The name? Well, we have animals here as you know, but we’ve never used them on a label to date. These two chaps are Barty and Harold, our resident Pilgrim males – who are always acting up, deciding which bit of any unsuspecting human they should sample first. In fairness, Harold has a bit more about him and realises that the humans bring water and corn, so he tends to nip Barty on the back when Barty attempts an attack. During a chat with a friend from abroad, he misheard me and thought I’d mentioned ‘Pickled Goose’, and wrongly assumed it was some sort of thing the English did! Knowing how our two chaps behave, it seemed an appropriate name for a new cider, and there we have it! And before anyone mentions it, yes I know they’re ganders, but it’s just a matter of semantics 🙂

Pickled Onions

Having been sat in the garage for two weeks waiting for their moment in the limelight, time was finally found to do a spot of pickling.

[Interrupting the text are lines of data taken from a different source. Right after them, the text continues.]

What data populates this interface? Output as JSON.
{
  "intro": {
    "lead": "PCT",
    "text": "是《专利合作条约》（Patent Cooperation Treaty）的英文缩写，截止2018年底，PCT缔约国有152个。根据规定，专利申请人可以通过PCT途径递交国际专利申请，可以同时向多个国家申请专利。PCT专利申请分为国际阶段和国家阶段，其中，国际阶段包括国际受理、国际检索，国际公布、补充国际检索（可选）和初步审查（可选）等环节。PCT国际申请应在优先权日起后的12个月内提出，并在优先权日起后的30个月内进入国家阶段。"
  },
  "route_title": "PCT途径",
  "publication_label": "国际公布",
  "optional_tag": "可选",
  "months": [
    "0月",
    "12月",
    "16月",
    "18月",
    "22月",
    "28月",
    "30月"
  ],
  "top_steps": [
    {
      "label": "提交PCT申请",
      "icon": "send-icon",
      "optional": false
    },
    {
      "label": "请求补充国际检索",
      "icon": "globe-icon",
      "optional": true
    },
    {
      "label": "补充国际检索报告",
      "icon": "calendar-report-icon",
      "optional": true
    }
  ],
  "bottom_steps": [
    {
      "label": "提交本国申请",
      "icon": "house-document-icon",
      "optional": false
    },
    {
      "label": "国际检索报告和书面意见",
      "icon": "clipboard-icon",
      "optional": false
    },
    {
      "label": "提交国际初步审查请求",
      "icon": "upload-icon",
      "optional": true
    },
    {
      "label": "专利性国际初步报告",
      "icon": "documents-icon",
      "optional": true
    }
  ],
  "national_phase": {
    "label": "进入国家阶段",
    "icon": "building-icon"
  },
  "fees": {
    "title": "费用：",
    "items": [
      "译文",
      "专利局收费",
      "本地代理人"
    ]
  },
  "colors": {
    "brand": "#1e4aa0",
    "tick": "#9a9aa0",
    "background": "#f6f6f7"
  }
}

These were the Brown pickling SY300 onion seed that we sowed back in March and we were starting to lose some as they turned squidgy.

Basic preparation of the onions – spend an evening in front of the telly peeling and topping and tailing them. Give them a good rinse out in fresh cold water. Then pop them all into a bowl, cover with more fresh cold water and add plenty of sea salt until you can’t dissolve any more into the solution. Cover with something to stop flies/dust/dogs/children getting in and leave overnight. The salt leaches the water from the onions and will make for a crisper onion. The fact that it is sea salt in theory gives a clearer finish to the pickle.

Next day, drain the onions and pat dry to get rid of as much water as possible. As it was my first time I cheated and used ready-spiced pickling vinegar – I washed and popped into a 100 degree oven the jars. Not one for totally cheating, and feeling slightly adventurous, I mixed the pickling vinegar with balsamic vinegar – 2 parts PV to 1 part BV, and then brought the pickling/balsamic vinegar concoction to simmering point. Removed the jars from the oven, popped the onions in tightly and poured the warm vinegar in. The heated contents pulled the pop-up middle of the jar lid down to create a decent seal as it cooled. Job done.

Next time I’ll experiment with my own pickling spice mix, but gently does it 🙂